Three phase motors are NEVER marked for rotation. They are designed to go either direction. You choose the direction you need. Pumps/fans/ect... have an arrow or some marking to allow it to operated properly.
Some applications I have worked on, call for the motor to use both directions on the same piece of equipment.
What good would it do to mark the motor? The motor mfgr. has no idea how you are going to hook it up or what the incoming line sequence is at your facility. ABC is relative. For instance, PG&E here in California is A-C-B with relation to other facilities in the US, but that means nothing to everyone local here. It just is what it is.
CBS: Connect it, Bump it, Swap leads if needed
Re: Electric motor rotation
#170482 11/04/0709:25 AM11/04/0709:25 AM
jraef, Correct my friend. When I supervised a motor shop some years ago, some customers would call and ask if we could mark the leads, so the motor would turn in the direction they wanted without "bumping". Of course we could not garranty rotation on three phase. There are some phase detectors on the market that claim they can do this. But how can you know the complete facility is phased exact at every panel, disco or motor starter. I have even seen some companies try to do this. I have never found any of them to be successful.
Now, DC motors can be wired for a particular direction, but it must be a "shunt wound, compound wound or series wound motor.
On the other hand, some motors work too well backwards.

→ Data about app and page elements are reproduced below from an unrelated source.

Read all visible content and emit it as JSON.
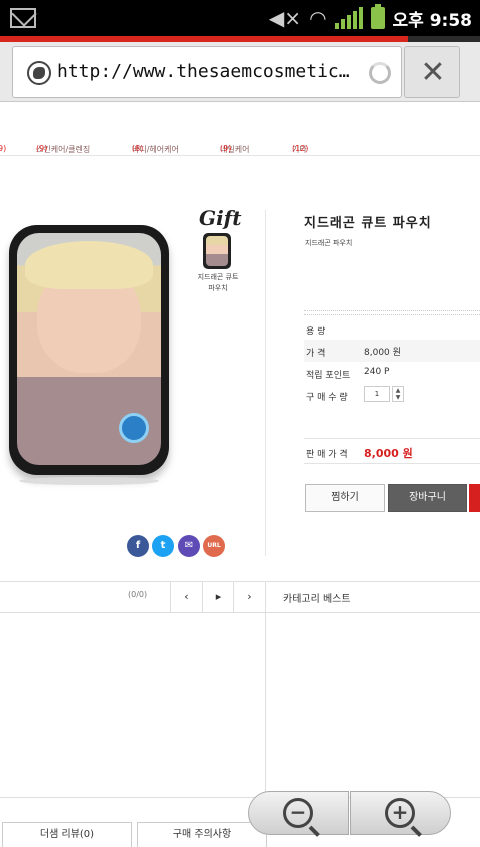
{
  "status_bar": {
    "time": "오후 9:58",
    "icons": [
      "mail-icon",
      "mute-icon",
      "wifi-icon",
      "signal-icon",
      "battery-icon"
    ]
  },
  "browser": {
    "url": "http://www.thesaemcosmetic…",
    "load_progress": 0.85,
    "close_icon": "✕",
    "accent_color": "#d7261d"
  },
  "category_nav": {
    "items": [
      {
        "label": "",
        "count": "9)"
      },
      {
        "label": "스킨케어/클렌징",
        "count": "(9)"
      },
      {
        "label": "바디/헤어케어",
        "count": "(8)"
      },
      {
        "label": "네일케어",
        "count": "(9)"
      },
      {
        "label": "기타",
        "count": "(12)"
      }
    ]
  },
  "product": {
    "gift_title": "Gift",
    "gift_item": "지드래곤 큐트 파우치",
    "name": "지드래곤 큐트 파우치",
    "subtitle": "지드래곤 파우치",
    "rows": [
      {
        "label": "용    량",
        "value": ""
      },
      {
        "label": "가    격",
        "value": "8,000 원"
      },
      {
        "label": "적립 포인트",
        "value": "240 P"
      },
      {
        "label": "구 매 수 량",
        "value": ""
      }
    ],
    "quantity": "1",
    "qty_up": "▲",
    "qty_down": "▼",
    "sale_label": "판 매 가 격",
    "sale_price": "8,000 원",
    "wish_button": "찜하기",
    "cart_button": "장바구니",
    "price_color": "#d61f1f"
  },
  "share": {
    "facebook": "f",
    "twitter": "t",
    "message": "✉",
    "url": "URL"
  },
  "section": {
    "page_count": "(0/0)",
    "first": "‹",
    "prev": "‹",
    "next": "▸",
    "last": "›",
    "category_best": "카테고리 베스트"
  },
  "tabs": {
    "review": "더샘 리뷰(0)",
    "notice": "구매 주의사항"
  },
  "zoom": {
    "out": "−",
    "in": "+"
  }
}
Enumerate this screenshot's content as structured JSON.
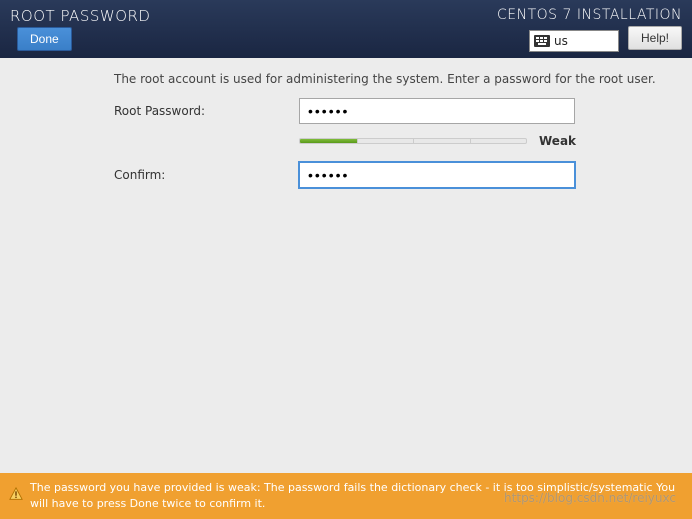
{
  "header": {
    "title": "ROOT PASSWORD",
    "subtitle": "CENTOS 7 INSTALLATION",
    "done_label": "Done",
    "help_label": "Help!",
    "keyboard_layout": "us"
  },
  "form": {
    "instruction": "The root account is used for administering the system.  Enter a password for the root user.",
    "password_label": "Root Password:",
    "confirm_label": "Confirm:",
    "password_value": "••••••",
    "confirm_value": "••••••",
    "strength_label": "Weak",
    "strength_percent": 25
  },
  "warning": {
    "text": "The password you have provided is weak: The password fails the dictionary check - it is too simplistic/systematic You will have to press Done twice to confirm it."
  },
  "watermark": "https://blog.csdn.net/reiyuxc"
}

Our bus garages use 5 HP Red Jacket STPs in our underground storage tanks. (USTs) I always tell our electricians to check them both ways after replacement. I ask them to check static pressure and to squeeze off 10 seconds and check the flow rate. More than once, they've told me they didn't bother because it looked fine. I jumped on them about why I would waste my time asking them if I didn't feel it to be important. At least half the times, they've called back telling me that they got higher pressure and flow after switching the leads. Joe